■ TASK ■
Going line by line through the listing below, count each line that includes the word "subtitle", and reply with the count only.

═════ EXERCISE DATA ═════

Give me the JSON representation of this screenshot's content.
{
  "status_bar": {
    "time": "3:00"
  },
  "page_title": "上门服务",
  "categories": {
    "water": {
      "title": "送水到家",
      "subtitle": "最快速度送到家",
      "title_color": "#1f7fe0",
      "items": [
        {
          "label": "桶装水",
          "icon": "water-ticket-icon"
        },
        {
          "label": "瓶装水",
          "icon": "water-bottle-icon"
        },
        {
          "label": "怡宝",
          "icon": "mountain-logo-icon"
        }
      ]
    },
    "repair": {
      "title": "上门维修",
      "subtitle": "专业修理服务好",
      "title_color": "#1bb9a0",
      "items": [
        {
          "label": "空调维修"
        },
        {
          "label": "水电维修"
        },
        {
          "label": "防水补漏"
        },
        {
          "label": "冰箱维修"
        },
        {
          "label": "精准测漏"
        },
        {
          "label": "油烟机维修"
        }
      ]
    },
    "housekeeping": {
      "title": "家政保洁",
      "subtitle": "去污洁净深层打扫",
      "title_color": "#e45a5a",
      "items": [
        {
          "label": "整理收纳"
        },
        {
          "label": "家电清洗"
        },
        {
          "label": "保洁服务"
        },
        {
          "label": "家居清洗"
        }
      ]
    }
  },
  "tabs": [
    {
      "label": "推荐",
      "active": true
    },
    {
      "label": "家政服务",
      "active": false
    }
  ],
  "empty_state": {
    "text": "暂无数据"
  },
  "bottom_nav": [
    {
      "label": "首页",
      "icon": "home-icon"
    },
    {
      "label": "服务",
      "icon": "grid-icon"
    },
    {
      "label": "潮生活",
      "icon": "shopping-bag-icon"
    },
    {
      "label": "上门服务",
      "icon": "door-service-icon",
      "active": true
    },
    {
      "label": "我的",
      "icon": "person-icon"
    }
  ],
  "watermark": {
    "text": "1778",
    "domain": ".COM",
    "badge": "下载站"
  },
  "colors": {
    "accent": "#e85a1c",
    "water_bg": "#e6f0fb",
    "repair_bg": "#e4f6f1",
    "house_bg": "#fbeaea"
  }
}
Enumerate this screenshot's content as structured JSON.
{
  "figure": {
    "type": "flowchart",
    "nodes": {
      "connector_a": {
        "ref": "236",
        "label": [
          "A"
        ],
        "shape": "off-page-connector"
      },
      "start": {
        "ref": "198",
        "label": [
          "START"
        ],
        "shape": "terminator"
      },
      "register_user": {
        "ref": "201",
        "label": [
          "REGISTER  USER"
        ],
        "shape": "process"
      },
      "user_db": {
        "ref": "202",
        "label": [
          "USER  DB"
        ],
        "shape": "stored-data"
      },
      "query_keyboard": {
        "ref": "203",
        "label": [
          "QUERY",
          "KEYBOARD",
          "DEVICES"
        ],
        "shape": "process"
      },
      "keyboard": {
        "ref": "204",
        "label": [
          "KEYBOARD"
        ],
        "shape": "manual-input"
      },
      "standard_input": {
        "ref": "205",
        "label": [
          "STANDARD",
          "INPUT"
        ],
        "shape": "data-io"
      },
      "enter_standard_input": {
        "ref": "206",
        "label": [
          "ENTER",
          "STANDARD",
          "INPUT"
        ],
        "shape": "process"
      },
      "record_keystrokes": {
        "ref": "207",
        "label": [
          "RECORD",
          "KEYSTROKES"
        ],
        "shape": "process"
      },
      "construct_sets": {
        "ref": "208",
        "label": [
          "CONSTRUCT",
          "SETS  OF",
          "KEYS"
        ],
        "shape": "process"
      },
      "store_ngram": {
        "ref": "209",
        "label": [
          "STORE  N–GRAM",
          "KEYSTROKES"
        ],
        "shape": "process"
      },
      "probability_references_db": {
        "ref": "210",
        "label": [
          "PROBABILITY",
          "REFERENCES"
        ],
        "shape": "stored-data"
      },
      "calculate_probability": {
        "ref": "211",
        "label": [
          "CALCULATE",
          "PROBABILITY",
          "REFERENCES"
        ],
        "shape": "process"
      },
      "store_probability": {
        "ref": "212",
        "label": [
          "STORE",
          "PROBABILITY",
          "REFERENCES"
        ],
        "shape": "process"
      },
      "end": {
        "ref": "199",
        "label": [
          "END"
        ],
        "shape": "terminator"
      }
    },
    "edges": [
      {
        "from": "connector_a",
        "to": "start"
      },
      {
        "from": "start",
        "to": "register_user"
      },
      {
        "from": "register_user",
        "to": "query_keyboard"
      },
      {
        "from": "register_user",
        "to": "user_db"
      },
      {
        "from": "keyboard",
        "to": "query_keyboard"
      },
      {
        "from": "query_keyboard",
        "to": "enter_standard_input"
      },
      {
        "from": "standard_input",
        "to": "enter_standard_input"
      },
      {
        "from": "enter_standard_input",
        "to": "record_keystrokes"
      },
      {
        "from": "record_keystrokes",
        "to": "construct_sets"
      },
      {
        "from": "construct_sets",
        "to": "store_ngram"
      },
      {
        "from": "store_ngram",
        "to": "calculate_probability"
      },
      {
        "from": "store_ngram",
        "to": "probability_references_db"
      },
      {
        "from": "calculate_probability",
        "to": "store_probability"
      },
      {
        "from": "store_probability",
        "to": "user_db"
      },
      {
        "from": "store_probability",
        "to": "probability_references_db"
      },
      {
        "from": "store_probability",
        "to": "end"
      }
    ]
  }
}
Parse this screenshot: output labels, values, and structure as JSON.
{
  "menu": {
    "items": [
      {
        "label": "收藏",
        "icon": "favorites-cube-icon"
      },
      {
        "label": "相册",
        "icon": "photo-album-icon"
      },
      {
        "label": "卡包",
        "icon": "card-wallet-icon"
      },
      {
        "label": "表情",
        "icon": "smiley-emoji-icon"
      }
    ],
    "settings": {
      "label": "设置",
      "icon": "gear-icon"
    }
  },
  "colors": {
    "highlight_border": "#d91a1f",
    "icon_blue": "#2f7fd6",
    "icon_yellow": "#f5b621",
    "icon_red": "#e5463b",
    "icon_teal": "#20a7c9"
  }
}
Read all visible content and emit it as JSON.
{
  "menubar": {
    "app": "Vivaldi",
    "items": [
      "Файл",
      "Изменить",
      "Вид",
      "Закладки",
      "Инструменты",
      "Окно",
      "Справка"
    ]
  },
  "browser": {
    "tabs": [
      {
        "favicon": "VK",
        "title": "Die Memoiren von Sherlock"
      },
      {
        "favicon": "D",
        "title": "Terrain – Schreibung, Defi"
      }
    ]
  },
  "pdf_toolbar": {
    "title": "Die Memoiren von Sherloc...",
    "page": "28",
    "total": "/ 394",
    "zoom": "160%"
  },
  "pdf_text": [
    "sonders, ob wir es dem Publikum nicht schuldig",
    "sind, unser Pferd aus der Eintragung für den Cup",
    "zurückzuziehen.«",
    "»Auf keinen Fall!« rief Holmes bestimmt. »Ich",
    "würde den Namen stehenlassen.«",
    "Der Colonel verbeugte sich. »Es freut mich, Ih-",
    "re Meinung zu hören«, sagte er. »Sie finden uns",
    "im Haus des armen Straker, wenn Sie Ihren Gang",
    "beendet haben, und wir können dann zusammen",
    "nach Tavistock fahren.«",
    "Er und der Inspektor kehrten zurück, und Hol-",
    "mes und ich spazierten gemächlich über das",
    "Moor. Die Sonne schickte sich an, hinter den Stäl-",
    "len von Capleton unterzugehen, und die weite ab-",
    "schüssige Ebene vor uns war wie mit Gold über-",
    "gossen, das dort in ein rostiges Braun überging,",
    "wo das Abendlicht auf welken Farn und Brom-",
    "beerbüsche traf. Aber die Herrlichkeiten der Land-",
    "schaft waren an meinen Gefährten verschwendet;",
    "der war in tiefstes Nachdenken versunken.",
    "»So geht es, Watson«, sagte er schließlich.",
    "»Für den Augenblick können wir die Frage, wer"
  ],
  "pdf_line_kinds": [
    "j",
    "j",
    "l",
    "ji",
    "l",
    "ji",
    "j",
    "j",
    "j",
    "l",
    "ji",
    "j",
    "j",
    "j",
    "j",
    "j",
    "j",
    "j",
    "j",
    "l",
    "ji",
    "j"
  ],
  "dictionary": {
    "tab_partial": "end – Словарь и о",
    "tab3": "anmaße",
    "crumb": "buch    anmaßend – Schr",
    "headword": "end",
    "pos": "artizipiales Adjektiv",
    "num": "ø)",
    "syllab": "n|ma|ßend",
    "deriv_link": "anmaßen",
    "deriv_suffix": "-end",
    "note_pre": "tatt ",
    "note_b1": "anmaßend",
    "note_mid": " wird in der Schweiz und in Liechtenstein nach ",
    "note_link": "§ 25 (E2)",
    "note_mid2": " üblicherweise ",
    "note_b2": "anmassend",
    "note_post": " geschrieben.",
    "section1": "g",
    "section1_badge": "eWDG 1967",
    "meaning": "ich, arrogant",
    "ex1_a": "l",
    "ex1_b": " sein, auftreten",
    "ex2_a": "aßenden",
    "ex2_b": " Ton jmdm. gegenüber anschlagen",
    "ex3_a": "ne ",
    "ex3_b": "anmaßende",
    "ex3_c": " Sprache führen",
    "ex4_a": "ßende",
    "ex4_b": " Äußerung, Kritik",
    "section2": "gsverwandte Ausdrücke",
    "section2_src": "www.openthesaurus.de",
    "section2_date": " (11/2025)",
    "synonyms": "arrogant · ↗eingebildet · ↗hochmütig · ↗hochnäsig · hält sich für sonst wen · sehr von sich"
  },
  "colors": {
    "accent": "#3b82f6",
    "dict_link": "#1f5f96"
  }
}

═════

■ RESPONSE TO THE EXERCISE ■
3